New national radioactive waste management facility to drive innovations in nuclear medicine and research


The Federal Government has identified Napandee, near Kimba, South Australia, as the preferred site for a new radioactive waste management facility, which will support the ongoing development of Australia’s nuclear medicine and research industries.

Minister for Resources, Water and Northern Australia Keith Pitt said the National Radioactive Waste Management Facility would be a permanent facility, where the country’s low-level radioactive waste will be disposed of and then monitored over several hundred years.

He said intermediate level waste would also be temporarily stored at the facility.

“The waste that will be managed at the facility is from the production of nuclear medicine (such as gloves, gowns and flasks) and from research activities,” the Minister continued.

“After four years of detailed, thorough, and transparent consultation, we have found a suitable site for this facility near Kimba, South Australia.
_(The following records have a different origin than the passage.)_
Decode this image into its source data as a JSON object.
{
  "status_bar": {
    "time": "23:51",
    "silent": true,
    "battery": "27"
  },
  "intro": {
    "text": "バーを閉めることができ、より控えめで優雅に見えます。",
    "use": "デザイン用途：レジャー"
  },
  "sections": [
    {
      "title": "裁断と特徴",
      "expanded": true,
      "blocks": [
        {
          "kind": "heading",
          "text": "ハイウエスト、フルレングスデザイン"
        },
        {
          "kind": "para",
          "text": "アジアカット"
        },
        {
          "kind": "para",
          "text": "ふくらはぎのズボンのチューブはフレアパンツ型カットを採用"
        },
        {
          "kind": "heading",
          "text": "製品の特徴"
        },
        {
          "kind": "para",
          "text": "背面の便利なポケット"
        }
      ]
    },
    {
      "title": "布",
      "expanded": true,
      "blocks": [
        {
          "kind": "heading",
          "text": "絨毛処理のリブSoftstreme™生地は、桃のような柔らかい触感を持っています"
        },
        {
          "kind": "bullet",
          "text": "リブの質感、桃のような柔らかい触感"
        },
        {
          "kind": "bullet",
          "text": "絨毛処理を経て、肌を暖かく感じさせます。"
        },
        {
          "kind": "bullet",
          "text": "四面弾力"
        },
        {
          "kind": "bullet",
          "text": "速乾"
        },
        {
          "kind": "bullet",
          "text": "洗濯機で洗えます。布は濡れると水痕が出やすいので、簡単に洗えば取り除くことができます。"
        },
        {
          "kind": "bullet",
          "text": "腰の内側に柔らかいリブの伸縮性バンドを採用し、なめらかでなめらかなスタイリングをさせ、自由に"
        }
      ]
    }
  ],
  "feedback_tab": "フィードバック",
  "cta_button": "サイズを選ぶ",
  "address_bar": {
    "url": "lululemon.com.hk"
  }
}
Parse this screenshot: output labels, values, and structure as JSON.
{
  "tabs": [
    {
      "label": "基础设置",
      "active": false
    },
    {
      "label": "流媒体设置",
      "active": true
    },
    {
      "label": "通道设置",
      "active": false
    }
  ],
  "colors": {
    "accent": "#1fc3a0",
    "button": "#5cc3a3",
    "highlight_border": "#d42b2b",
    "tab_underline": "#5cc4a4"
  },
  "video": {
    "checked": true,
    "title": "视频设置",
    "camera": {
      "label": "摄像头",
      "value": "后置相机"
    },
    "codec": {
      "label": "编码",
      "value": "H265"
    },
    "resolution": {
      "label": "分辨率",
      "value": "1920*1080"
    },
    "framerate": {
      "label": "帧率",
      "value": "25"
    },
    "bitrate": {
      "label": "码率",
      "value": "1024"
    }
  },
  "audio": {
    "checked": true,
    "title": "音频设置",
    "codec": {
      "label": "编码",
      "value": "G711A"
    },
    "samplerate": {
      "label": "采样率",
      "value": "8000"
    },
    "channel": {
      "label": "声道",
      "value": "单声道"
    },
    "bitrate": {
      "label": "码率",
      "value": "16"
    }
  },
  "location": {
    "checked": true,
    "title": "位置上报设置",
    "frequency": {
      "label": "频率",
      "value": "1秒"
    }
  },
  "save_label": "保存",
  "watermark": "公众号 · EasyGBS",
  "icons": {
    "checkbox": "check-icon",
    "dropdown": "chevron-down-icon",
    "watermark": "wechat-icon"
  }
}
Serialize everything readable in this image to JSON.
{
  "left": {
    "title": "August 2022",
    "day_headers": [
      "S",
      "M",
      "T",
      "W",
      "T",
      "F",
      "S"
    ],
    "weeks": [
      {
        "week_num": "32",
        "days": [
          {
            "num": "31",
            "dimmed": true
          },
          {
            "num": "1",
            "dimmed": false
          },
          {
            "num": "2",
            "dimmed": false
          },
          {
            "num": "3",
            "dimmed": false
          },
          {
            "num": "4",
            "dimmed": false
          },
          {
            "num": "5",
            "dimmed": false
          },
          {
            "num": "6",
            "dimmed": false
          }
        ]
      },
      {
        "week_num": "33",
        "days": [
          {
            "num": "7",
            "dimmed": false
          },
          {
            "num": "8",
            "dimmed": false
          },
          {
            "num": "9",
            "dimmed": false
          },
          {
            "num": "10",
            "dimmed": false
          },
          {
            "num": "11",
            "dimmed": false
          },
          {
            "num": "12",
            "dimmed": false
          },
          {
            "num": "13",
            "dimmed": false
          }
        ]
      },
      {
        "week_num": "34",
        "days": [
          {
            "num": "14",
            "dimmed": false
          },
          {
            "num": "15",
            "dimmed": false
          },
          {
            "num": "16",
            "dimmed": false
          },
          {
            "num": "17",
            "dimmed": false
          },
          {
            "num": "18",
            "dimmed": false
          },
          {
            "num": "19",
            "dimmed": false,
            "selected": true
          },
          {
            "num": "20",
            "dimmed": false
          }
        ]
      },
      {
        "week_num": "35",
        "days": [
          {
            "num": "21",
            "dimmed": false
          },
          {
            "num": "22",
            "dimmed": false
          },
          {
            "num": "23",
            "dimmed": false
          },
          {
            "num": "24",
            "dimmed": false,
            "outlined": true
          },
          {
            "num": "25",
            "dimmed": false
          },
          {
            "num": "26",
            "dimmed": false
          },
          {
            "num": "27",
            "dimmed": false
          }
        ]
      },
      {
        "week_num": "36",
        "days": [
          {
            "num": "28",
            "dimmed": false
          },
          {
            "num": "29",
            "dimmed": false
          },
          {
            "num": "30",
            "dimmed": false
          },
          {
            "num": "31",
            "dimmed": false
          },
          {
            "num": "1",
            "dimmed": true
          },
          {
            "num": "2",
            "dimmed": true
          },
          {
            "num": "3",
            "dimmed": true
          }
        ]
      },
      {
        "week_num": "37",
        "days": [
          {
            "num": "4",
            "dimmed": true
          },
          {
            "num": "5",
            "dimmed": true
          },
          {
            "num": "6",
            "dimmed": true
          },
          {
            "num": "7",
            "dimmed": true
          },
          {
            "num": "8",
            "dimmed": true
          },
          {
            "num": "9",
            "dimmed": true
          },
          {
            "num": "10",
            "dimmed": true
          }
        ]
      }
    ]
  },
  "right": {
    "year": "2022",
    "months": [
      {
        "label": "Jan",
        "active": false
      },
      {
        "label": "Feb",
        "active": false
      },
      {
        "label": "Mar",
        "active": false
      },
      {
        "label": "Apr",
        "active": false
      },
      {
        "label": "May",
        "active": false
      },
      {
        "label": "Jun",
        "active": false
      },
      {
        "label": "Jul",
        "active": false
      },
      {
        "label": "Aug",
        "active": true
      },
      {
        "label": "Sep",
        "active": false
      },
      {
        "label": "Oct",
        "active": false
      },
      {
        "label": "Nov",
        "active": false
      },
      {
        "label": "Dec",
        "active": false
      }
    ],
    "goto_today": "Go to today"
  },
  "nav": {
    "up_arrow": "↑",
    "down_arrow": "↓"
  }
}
“The site is technically suitable and the facility is broadly supported by the community.”

Australia’s radioactive waste is stored in more than 100 locations around the country, including temporary facilities at ANSTO’s Lucas Heights campus that will start reaching capacity from 2026.

Mr Pitt said Australia needs a better solution to safely consolidate this waste, which has been accumulating for over 70 years.

“Without it, valuable space at ANSTO will continue to be taken up, and they will have to divert more and more resources away from research and innovation and towards waste management,” the Minister added.

Minister Pitt also played down concerns that the facility could have a negative impact on agriculture.

“Firstly, the land where this facility to be sited is of marginal agricultural value, we are talking about 160 hectares out of 8.14 million hectares of agricultural land in South Australia,” he said.

“Secondly, we know that internationally, radioactive waste management facilities have existed side-by-side in agricultural communities for decades with no negative impact.

“The countries we sell grain to have nuclear programs, as do the other grain producers in the international market.

“And further, we have specifically dedicated part of the site for agricultural research and development and will continue to work with the local agricultural industry.”

Video: Dept. of Industry, Science, Energy and Resources